Certain pragmatists and critics will say (and I include myself here, at times), “But what about _________? ” You can fill in that blank here with terms such as “true evil” or “state violence” or “if someone hurt your child” or “if you could stop someone killing a  thousand others” or “if it was Hitler” or “if someone has no humanity left to restore?”[iii] These realities pain me—not least of which because they are genuine moral dilemmas, and I am not foolish to think some ideal of nonviolence makes them less so. My own capacity to feel rage, and desire for self-preservation, prevents me any pure perspective, and I find that most who pursue the goal of nonviolent resistance grapple continuously within these constraints.

Yet in daily practice, I think we must imagine the character of a world that we want to experience, and risk ourselves toward that vision within our own conflicts—whether emotional injuries, social media battles, racial fractures, harmful ideologies, destructive political policies, criminal violations, callousness, and otherwise; “courageous, but not reckless,” as one of Sharpe’s colleagues in the Congo described him (Bearak 2017). We must put energy, creativity, and resources into strategies meant to restore the humanity of perpetrators—whomever those may be to us here and now—and even to free them from the enslavement of their privilege or homogeneity, while maintaining our own humanity.

In walking that blurred line, and without the assurance of being right, I honor the life and death of MJ Sharpe—and all who put their bodies between the barbs of conflict, those who strive to listen—for bearing forth that foolish courage toward visions still waiting to be realized.

Brianne Donaldson is a public ethicist exploring the intersection of Indian and western thought, critical animal studies, and religion and science. The goal of this work is to rethink relations between plants, animals, and people, and to undermine systematic violence toward excluded populations. She is the author of Creaturely Cosmologies: Why Metaphysics Matters for Animal and Planetary Liberation (Lexington Books 2015), and two edited collections: Beyond the Bifurcation of Nature: A Common World for Animals and the Environment (Cambridge Scholars Publishing 2014), The Future of Meat Without Animals (Rowman and Littlefield International, 2016). She currently holds the Bhagwaan Mahavir/Chao Family Foundation Fellowship in Jain Studies at Rice University in Houston, Texas.


References and notes:

Bearak, Max. 2017. ‘Courageous but not reckless’: The tragedy of an American U.N. worker slain in Congo. The Washington Post. March 29.

Campbell, Barbara. 2017. U.N. Human Rights Investigators Killed In Democratic Republic Of The Congo. National Public Radio. March 28.

Derrida, Jacques. 2001. The Work of Mourning. Ed. Pascale-Ane Brault and Michael Nass. Chicago: The University of Chicago Press.

Donaldson, Brianne. 2015. Creaturely Cosmologies: Why Metaphysics Matters for Animal and Planetary Liberation. Lanham, MD: Lexington Books.
Liechty, Joseph. 2017. Personal Facebook post. March 30.

Long, Jeffery. 2009. Jainism: An Introduction. New York: I. B. Tauris.

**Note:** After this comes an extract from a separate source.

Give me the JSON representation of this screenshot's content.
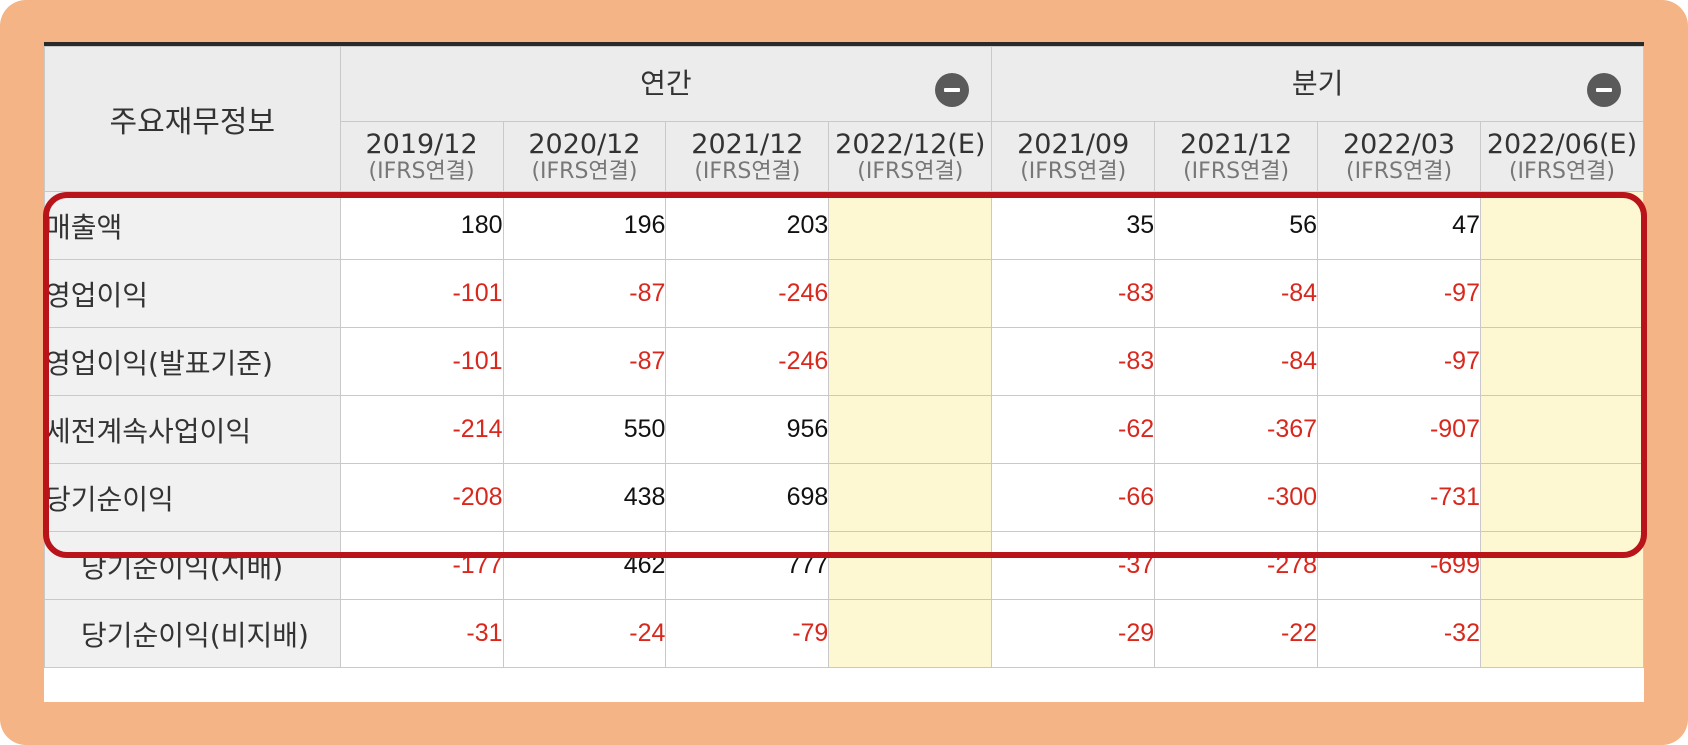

McMaster, Rachel. 2017. Body found in Democratic Republic of Congo confirmed as son of instructor. Hesston College. March 28. Viewed April 1, 2017 at

Wink, Walter. 1999. The Powers That Be: Theology For a New Millennium. New York: Doubleday.


[i] Alternate just war theories also exist—which are distinct and contextual—such as the Islamic tradition of just war to set rules and limits on conflicts, rooted in the Qur’an.

[ii] Alternative arguments must be made regarding violence toward non-living property; direct action movements debate the efficacy of targeted destruction of property to prevent the violation of living beings. This has been a strategy of Earth Liberation Front and Animal Liberation Front, both considered domestic terrorist organizations. I have written about this in Donaldson 2015, Introduction.

[iii] Mennonite author John Howard Yoder, a complex and contradictory figure in his own right, wrote a short book specifically addressing questions such as this, as well as alternative responses to violence called What Would You Do? (Herald Press; Revised edition 1992).


Browse Our Archives

Follow Us!